The deadly Ebola virus is moving faster than efforts to control it, the World Health Organization says.
The warning came at the launch of a $100 million response plan to the epidemic.
The leaders of the three countries hardest hit by the recent Ebola epidemic - Guinea, Sierra Leone and Liberia - met on Friday in the Guinean capital, Conakry, along with the head of the World Health Organization, Dr Margaret Chan. Also at the meeting was the President of Ivory Coast.
The group came together to launch a $100 million (74.5 million euro) response plan to counter the rapidly-spreading virus. The largest-ever recorded outbreak of Ebola has killed at least 729 people since the beginning of the year, including a number of doctors and other health workers.
The leaders discussed the deployment of hundreds of medical personnel to help overstretched workers and facilities, as well as better prevention methods - including better detection of cases and improved border surveillance.
Chan told the West African leaders at the summit that Ebola is moving "faster than our efforts to control it," warning that it could spread to other countries, causing "catastrophic" loss of life and untold economic impacts.
She said the response so far to the epidemic was "woefully inadequate," and described the outbreak as "by far the largest ever in the nearly four-decade history of this disease."

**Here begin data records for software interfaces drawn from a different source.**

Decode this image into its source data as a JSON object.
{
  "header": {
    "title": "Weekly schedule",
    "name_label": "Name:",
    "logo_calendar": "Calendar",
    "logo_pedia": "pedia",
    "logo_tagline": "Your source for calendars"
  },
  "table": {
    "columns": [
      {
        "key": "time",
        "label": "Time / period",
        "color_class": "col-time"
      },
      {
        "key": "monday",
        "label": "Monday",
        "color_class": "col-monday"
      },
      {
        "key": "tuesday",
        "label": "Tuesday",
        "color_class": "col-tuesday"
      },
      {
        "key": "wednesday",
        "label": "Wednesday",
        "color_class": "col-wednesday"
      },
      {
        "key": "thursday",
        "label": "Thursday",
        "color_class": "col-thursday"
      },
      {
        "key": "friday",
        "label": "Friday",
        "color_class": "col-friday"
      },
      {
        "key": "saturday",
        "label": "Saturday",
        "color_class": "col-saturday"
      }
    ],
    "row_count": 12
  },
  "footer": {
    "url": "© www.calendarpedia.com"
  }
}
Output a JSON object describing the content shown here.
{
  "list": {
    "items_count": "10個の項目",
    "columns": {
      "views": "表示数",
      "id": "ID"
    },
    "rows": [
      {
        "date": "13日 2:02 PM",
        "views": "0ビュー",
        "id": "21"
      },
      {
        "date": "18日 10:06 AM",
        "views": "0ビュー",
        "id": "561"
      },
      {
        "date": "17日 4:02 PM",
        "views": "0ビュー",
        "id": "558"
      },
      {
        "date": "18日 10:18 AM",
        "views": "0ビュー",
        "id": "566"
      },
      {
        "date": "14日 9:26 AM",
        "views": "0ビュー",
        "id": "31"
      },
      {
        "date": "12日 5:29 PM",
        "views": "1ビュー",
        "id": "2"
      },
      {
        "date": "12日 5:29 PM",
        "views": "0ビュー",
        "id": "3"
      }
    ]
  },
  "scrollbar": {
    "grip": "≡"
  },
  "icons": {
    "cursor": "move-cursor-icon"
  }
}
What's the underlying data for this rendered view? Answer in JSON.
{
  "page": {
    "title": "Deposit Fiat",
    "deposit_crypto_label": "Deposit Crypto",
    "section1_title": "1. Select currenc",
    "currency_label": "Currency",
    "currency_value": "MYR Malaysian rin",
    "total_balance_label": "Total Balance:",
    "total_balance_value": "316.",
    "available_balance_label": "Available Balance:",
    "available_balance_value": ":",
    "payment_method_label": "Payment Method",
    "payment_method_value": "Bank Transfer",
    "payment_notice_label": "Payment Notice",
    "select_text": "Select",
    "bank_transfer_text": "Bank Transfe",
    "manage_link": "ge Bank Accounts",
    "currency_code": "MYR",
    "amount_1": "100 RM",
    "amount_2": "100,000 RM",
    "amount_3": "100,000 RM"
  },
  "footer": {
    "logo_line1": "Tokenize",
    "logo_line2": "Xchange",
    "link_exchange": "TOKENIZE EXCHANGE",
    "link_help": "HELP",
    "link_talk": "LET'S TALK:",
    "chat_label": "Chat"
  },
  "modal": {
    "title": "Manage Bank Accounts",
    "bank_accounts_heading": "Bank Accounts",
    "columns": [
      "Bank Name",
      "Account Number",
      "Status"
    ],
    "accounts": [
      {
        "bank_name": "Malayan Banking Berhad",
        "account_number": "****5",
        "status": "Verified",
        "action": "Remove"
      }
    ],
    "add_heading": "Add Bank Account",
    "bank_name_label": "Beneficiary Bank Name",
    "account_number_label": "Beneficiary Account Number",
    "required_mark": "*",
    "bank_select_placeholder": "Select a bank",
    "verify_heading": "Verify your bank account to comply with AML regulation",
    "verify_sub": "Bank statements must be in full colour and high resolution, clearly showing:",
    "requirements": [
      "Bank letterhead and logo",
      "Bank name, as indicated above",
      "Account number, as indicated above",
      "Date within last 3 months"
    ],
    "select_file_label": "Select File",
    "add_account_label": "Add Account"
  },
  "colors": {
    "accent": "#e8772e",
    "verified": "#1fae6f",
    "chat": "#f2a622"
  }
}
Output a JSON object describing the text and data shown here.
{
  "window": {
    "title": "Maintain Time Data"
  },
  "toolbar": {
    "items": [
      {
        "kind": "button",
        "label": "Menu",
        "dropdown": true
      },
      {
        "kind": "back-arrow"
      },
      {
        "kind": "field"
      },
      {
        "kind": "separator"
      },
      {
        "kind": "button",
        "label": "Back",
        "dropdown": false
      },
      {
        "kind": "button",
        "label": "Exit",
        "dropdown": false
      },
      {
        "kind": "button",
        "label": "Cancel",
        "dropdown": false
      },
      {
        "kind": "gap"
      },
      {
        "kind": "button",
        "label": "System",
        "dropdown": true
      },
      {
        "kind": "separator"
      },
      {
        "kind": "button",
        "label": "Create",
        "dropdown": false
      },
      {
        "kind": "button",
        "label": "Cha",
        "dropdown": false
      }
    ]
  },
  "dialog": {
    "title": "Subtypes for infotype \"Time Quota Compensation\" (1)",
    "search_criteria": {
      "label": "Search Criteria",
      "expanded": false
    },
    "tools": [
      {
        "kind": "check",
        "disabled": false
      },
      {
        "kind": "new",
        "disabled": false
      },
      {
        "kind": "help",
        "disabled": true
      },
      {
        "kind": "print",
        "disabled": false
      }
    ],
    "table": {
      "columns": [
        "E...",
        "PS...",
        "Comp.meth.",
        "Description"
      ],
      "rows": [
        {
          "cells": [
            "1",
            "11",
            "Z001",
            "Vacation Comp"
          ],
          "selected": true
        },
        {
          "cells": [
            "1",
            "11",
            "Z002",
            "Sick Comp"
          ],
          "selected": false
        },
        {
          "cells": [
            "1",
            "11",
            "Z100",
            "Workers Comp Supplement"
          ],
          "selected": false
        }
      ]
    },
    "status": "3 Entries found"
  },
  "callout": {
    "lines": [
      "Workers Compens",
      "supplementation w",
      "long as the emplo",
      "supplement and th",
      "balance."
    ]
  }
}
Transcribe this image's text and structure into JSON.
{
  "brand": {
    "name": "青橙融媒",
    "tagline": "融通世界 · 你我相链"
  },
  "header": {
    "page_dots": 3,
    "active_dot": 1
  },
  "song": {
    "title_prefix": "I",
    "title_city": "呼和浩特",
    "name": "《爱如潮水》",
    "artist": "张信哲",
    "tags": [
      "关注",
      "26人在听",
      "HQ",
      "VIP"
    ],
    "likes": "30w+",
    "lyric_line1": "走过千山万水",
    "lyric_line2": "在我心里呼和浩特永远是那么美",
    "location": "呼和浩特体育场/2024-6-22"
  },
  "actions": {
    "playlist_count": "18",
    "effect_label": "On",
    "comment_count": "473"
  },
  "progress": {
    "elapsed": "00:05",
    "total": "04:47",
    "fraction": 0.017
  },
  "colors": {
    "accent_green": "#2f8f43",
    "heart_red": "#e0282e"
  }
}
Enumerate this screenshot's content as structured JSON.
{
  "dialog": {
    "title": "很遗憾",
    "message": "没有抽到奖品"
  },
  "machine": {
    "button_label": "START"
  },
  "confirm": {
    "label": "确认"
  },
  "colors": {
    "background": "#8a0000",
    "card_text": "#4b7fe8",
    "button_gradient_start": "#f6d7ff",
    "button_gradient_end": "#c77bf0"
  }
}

"If the situation continues to deteriorate, the consequences can be catastrophic in terms of lost lives but also severe socioeconomic disruption and a high risk of spread to other countries," Chan said.
"It is taking place in areas with fluid population movements over porous borders, and it has demonstrated its ability to spread via air travel, contrary to what has been seen in past outbreaks," she told the summit.
"Cases are occurring in rural areas which are difficult to access, but also in densely populated capital cities. This meeting must mark a turning point in the outbreak response."
Response so far
Sierra Leone on Thursday declared a public health emergency over the outbreak, and said it would quarantine several areas for up to two months. Liberia has closed all of its schools and sent government workers on leave.
The latest outbreak of Ebola has infected at least 1,300 people, hit major cities and caused alarm over possible spread to other nations. Friday's summit follows another held between eleven West African nations at the beginning of July in Ghana.
Ebola is a form of hemorrhagic fever that has killed around two-thirds of those it has infected since it emerged in 1976; other outbreaks have registered fatality rates of up to 90 percent. The current outbreak has a lower-than-average death rate but is unprecedented in its geographical spread and has killed the most people.
The virus, which has no vaccine or cure, is spread through direct contact with bodily fluids. It causes severe muscular pains, fever, headaches, and unstoppable bleeding in the worst cases.
Dubai's Emirates airline became the first global carrier to announce it was suspending flights to affected areas. This followed a similar move earlier this week by African regional airline ASky Airlines, after the death of a customer - an American man of Liberian descent - who had flown with the carrier several times.
Airports and border controls in the region and around the world have enhanced their screening measures. However health experts have said there is a lower risk of catching Ebola from flying, because it isn't spread through casual contact or breathing the same air in the same way as influenza.
jr/dr (AFP, AP)